At lot of the time, this is no cause for concern, however there are some eating and exercise patterns that can be damaging to your physical and emotional health. If you are concerned about your eating habits and think you may be suffering from an eating disorder, it is important that you seek help as soon as you are able to.

What causes an eating disorder?

There are many different factors that can result in developing an eating disorder, including stress and the need to cope with difficult emotions or experiences. You can read about the common causes of eating disorders on the Students’ Union website

How do I know if I have an eating disorder? What are the symptoms?

There are different types of eating disorders, each with their own defining symptoms and characteristics. You may find that your thoughts, behaviour and feelings all fit into a single category, or you may find that you have a combination of symptoms from different categories. You can find information about different types of eating disorders on the Students’ Union website

The University Health Service also has some information about the symptoms of eating disorders on their webpages, as well as a short questionnaire which you can use to establish if your eating is disordered.

Who should I talk to about getting support?

The first thing you should do is make an appointment to see your GP, as they will be able to advise you on the best course of action for you. The University Health Service also runs an Eating Disorder Clinic, information about which can be found on their website.

The Students’ Union Biteback service is a confidential drop-in support service for any students concerned about eating behaviours or eating disorders. The sessions are run by SYEDA (South Yorkshire Eating Disorders Association), and take place at Sheffield Students' Union on a monthly basis.
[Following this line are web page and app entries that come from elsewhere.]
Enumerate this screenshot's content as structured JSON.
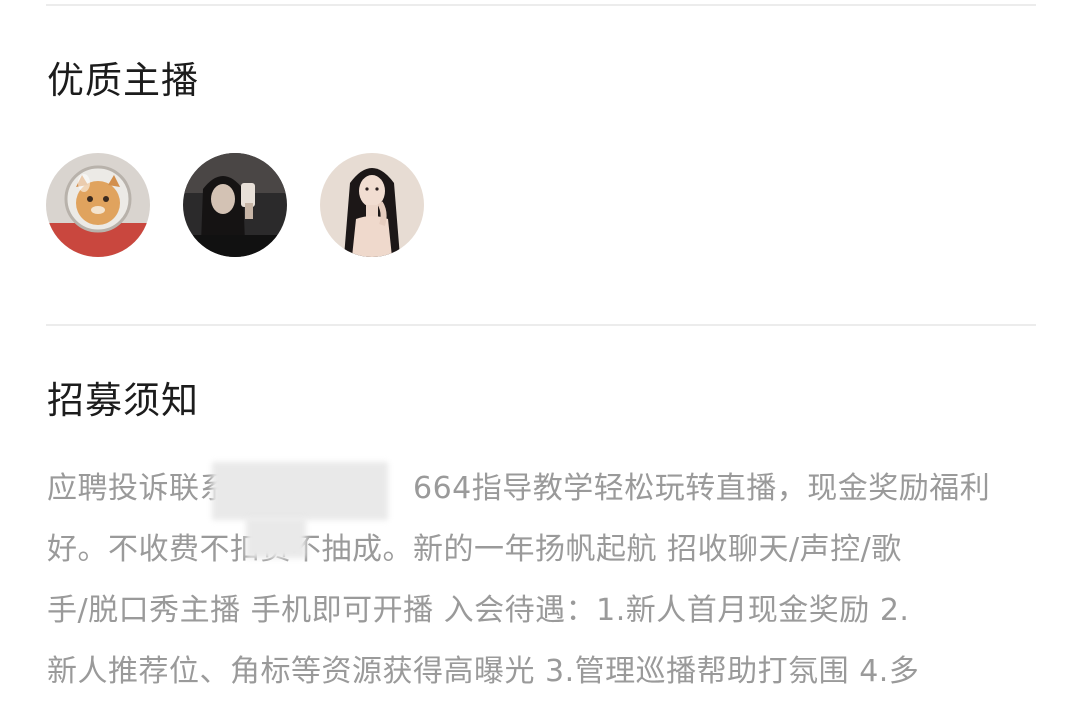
{
  "anchors_section": {
    "title": "优质主播",
    "avatars": [
      {
        "icon": "astronaut-cat-avatar"
      },
      {
        "icon": "dark-selfie-avatar"
      },
      {
        "icon": "long-hair-portrait-avatar"
      }
    ]
  },
  "notice_section": {
    "title": "招募须知",
    "lines": [
      "应聘投诉联系　　　　　　664指导教学轻松玩转直播，现金奖励福利",
      "好。不收费不扣费不抽成。新的一年扬帆起航 招收聊天/声控/歌",
      "手/脱口秀主播 手机即可开播 入会待遇：1.新人首月现金奖励 2.",
      "新人推荐位、角标等资源获得高曝光 3.管理巡播帮助打氛围 4.多"
    ]
  },
  "colors": {
    "title_text": "#1c1c1c",
    "body_text": "#9a9a9a",
    "divider": "#ececec"
  }
}
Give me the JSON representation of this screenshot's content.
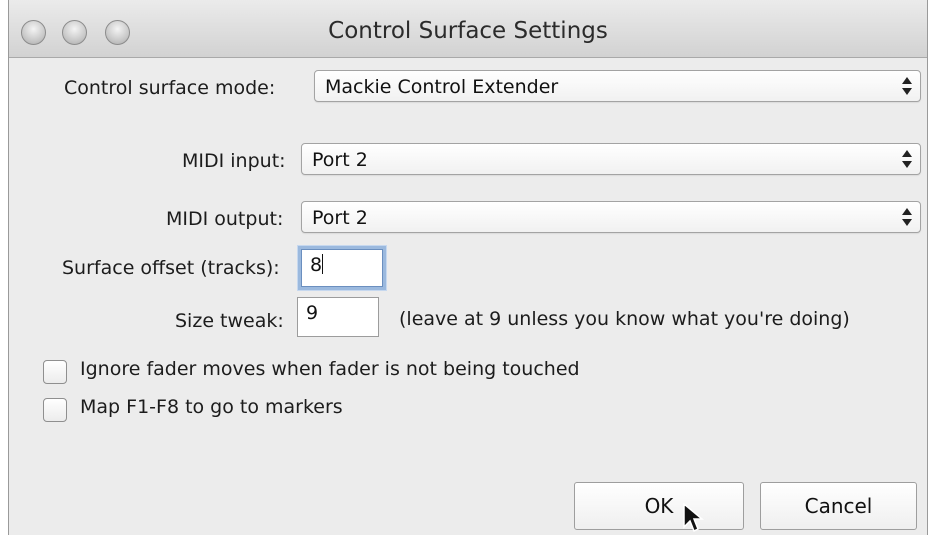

You can find more information on the Students’ Union website

Can I still study if I have been diagnosed with an eating disorder?

BMI (Body Mass Index) is used as a general guide to assess a student’s fitness to study if they are suffering with an eating disorder.

The University of Sheffield follows guidelines set out by The Higher Education Occupational Health Physicians/Practitioners (HEOPS):ide

….eating disorders have a profound impact on psychological, social and physical functioning. They can affect a student’s cognitive ability and their insight and motivation to receive treatment. In the absence of treatment they tend to run a chronic course with a progressively worsening prognosis. This can affect the student’s ability to achieve their academic potential and prevent them from benefiting from the broader aspects of university life. …

A small number of students have a particularly severe eating disorder, particularly those with AN. These students are very underweight, physically compromised and substantially impaired in their psychological and social functioning. Such a condition is associated with high mortality rates …. These students often minimise their problems or deny having an eating disorder and instead focus solely on their studies. They may continue to perform academically but at huge expense to their physical and psychological wellbeing.

If you have a BMI of 17 or above, you will usually be permitted to continue with your studies. Where a student is managing their illness and keeping their weight/ BMI at a non-dangerous level, reasonable adjustments (including attending the Eating Disorder Clinic [link:]) mean that they can continue to study with reduced risk of further damage to their health.

If you are a new or prospective student and have a BMI lower than 17, you will not normally be permitted to complete your registration with the University. You must make contact with the University Health Service in order to complete the registration process.

There are regulations that permit registration to be suspended in some circumstances. This is because a very low BMI is known to impair a student’s cognitive functioning and ability to study effectively. If your BMI is very low, your physical and psychological health can be permanently damaged. We also consider safety in the academic setting (eg. in labs) and the impact on other students and staff (such as serious stress and anxiety).

The guidelines are a little different if you have been studying for a while; please talk to a University Health Service GP.

Where can I get more information?

There is lots of information on coping with and beating eating disorders on both the SYEDA (South Yorkshire Eating Disorders Association) website and the NHS eating disorder webpages.

If the information you are looking for is not included in our web pages and you aren't sure who to approach, please come to SSiD and we will try to point you in the right direction.